__Exercise prompt__
In the records below, find the lines that include "JSON" and copy each.

Start of Information given

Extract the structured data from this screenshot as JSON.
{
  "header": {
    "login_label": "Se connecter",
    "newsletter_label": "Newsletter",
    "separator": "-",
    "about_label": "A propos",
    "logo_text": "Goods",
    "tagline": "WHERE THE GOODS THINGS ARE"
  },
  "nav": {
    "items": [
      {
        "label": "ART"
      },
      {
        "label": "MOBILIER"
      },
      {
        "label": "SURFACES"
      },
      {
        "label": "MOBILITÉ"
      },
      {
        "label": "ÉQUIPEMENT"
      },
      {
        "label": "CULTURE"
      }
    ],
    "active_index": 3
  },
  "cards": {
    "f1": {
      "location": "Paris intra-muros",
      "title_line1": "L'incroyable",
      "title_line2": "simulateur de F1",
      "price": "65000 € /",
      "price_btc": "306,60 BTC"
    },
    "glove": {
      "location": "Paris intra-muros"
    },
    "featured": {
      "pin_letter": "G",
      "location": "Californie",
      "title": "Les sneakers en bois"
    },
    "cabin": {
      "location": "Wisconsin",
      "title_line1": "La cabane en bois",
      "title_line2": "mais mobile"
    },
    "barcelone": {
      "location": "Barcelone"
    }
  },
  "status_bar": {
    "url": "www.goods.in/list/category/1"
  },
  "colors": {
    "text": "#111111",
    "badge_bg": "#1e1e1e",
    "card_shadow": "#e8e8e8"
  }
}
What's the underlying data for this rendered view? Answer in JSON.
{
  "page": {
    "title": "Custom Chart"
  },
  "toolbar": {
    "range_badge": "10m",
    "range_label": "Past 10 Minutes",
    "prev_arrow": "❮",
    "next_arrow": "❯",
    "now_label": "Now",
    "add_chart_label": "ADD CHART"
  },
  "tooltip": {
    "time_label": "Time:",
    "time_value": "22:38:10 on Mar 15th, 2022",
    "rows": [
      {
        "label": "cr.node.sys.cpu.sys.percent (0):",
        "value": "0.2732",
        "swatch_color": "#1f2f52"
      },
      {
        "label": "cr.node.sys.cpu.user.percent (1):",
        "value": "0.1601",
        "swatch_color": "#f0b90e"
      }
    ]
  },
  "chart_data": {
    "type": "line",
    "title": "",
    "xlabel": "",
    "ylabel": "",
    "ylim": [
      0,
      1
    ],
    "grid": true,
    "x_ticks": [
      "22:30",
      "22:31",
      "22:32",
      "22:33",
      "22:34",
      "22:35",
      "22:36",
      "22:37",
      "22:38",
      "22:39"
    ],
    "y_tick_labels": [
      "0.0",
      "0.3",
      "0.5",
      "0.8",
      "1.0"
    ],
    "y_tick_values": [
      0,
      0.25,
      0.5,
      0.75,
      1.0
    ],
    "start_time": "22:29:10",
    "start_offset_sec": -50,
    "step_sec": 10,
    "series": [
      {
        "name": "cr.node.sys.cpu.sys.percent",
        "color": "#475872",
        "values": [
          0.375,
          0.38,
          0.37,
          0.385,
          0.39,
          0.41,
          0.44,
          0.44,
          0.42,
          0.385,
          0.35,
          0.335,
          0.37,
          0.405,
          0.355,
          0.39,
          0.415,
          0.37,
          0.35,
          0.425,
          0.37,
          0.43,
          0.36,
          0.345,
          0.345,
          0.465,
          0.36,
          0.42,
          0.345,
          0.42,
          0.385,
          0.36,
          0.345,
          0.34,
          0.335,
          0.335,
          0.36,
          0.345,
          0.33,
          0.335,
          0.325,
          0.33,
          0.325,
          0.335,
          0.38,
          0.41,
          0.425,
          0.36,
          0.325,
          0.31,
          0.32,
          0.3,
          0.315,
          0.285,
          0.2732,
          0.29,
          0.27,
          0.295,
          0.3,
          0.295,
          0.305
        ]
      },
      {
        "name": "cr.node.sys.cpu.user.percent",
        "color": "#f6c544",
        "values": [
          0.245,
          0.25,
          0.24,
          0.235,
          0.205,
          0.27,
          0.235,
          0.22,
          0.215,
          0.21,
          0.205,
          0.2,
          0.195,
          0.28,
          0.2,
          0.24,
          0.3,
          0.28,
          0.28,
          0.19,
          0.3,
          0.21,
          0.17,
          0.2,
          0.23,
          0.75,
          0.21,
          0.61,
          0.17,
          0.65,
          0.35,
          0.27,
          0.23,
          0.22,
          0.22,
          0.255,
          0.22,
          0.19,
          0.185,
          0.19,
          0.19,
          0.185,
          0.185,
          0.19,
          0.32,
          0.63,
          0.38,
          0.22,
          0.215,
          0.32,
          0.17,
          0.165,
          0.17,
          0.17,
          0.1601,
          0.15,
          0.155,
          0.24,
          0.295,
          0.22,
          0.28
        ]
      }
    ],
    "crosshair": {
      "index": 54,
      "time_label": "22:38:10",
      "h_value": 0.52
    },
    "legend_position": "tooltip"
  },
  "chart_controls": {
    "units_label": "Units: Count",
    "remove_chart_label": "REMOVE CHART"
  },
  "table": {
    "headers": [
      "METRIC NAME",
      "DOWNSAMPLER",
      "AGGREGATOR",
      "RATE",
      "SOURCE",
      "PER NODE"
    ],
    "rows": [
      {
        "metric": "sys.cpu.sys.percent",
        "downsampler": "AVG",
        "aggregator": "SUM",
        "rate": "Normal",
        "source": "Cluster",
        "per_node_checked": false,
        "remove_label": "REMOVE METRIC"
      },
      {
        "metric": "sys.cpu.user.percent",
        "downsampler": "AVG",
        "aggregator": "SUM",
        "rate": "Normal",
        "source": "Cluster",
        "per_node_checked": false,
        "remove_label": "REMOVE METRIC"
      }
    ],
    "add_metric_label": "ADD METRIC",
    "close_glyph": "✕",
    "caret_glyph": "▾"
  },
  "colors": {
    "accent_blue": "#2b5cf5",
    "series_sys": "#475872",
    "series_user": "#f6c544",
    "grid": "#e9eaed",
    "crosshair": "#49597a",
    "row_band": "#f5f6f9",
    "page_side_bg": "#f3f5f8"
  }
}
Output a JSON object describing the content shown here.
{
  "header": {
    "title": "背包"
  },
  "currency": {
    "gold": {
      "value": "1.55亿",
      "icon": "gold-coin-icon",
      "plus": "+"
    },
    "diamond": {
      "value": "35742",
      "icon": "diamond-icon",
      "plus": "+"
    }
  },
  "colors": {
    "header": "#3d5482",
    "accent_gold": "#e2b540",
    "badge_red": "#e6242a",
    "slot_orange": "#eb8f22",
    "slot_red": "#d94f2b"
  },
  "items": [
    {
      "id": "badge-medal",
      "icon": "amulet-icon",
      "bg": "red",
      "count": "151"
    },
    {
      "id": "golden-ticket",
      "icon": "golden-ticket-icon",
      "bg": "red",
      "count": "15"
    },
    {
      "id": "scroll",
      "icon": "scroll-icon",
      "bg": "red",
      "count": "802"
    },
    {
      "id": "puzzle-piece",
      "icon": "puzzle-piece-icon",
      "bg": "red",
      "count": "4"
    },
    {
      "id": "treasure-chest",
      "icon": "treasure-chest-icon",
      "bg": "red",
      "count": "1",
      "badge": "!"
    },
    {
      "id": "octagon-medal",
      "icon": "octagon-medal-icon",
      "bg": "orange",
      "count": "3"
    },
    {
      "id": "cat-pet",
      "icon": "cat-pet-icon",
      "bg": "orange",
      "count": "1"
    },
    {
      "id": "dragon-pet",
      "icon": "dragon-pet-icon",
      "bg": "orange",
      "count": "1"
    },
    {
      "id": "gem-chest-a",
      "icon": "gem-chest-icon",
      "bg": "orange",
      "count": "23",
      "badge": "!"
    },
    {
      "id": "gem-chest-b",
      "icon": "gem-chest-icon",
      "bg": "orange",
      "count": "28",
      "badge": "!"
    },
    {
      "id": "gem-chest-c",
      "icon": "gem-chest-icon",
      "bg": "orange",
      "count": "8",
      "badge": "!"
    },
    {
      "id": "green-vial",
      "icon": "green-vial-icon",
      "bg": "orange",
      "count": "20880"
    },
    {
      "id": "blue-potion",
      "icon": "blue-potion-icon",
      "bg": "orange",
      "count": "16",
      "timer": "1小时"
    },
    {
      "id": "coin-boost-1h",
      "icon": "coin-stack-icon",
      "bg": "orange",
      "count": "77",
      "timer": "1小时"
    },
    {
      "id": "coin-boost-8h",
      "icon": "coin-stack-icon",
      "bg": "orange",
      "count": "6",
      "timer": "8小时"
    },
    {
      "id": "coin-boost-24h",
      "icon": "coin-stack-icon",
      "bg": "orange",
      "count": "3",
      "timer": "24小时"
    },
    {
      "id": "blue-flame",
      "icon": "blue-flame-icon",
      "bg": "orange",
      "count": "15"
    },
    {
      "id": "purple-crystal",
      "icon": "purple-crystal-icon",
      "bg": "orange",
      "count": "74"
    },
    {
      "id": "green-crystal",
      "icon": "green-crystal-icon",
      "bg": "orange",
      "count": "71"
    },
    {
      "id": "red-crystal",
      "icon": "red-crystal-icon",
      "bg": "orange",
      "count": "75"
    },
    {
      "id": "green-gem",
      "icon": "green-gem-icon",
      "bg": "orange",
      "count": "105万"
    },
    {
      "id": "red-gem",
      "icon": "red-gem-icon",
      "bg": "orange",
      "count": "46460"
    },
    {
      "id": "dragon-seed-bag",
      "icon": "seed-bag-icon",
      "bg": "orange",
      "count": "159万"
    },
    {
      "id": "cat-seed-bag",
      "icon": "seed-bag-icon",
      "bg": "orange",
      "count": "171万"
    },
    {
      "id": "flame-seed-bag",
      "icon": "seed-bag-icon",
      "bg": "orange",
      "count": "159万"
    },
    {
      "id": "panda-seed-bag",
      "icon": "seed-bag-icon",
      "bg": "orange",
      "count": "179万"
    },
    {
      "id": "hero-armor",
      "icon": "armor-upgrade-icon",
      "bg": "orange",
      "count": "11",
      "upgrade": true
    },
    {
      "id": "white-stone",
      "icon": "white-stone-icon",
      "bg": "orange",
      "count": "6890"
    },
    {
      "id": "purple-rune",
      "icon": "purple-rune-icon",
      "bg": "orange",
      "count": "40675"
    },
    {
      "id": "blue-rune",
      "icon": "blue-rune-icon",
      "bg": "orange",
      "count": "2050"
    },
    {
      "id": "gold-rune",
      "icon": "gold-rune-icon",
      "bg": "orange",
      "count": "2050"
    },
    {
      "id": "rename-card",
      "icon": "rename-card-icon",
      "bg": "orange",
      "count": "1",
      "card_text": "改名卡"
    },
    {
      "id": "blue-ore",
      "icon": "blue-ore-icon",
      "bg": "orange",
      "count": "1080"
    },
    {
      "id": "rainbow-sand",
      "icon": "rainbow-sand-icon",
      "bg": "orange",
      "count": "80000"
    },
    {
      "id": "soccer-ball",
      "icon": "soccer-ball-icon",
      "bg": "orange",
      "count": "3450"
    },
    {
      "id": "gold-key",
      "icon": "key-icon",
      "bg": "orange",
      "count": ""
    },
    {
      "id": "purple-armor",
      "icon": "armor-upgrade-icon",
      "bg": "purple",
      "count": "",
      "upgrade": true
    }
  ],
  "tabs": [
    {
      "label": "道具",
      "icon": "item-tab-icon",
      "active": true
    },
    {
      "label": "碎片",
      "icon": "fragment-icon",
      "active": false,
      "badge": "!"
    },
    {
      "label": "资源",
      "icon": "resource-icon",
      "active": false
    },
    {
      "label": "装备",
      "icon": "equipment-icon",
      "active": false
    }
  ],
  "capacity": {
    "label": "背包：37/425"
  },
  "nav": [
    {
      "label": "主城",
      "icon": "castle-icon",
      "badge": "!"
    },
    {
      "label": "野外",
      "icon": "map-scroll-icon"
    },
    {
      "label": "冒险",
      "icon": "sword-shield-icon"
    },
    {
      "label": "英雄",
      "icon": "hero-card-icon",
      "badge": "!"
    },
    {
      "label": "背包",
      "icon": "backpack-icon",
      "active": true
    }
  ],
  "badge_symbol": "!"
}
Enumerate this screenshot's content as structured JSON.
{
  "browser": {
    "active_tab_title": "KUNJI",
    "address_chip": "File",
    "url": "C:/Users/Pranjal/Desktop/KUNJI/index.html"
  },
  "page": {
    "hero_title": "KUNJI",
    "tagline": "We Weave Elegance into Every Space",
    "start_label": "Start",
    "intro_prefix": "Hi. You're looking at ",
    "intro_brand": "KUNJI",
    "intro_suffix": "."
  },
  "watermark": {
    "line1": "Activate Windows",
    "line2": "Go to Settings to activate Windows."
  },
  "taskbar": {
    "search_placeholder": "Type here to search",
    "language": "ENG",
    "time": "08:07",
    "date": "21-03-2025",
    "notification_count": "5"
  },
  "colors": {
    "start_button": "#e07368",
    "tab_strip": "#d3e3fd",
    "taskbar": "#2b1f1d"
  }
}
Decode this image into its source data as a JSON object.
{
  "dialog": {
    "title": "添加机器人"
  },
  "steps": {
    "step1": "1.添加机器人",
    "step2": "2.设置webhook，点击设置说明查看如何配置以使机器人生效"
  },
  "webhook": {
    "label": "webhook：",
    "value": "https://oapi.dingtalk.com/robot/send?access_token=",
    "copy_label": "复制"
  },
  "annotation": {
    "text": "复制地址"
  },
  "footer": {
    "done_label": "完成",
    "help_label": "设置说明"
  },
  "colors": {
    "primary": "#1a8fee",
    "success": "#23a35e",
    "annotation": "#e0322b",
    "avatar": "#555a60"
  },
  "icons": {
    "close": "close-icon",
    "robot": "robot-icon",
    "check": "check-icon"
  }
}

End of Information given

__Output below__
Extract the structured data from this screenshot as JSON.
What's the underlying data for this rendered view? Answer in JSON.
Output a JSON object describing the content shown here.
Enumerate this screenshot's content as structured JSON.
Decode this image into its source data as a JSON object.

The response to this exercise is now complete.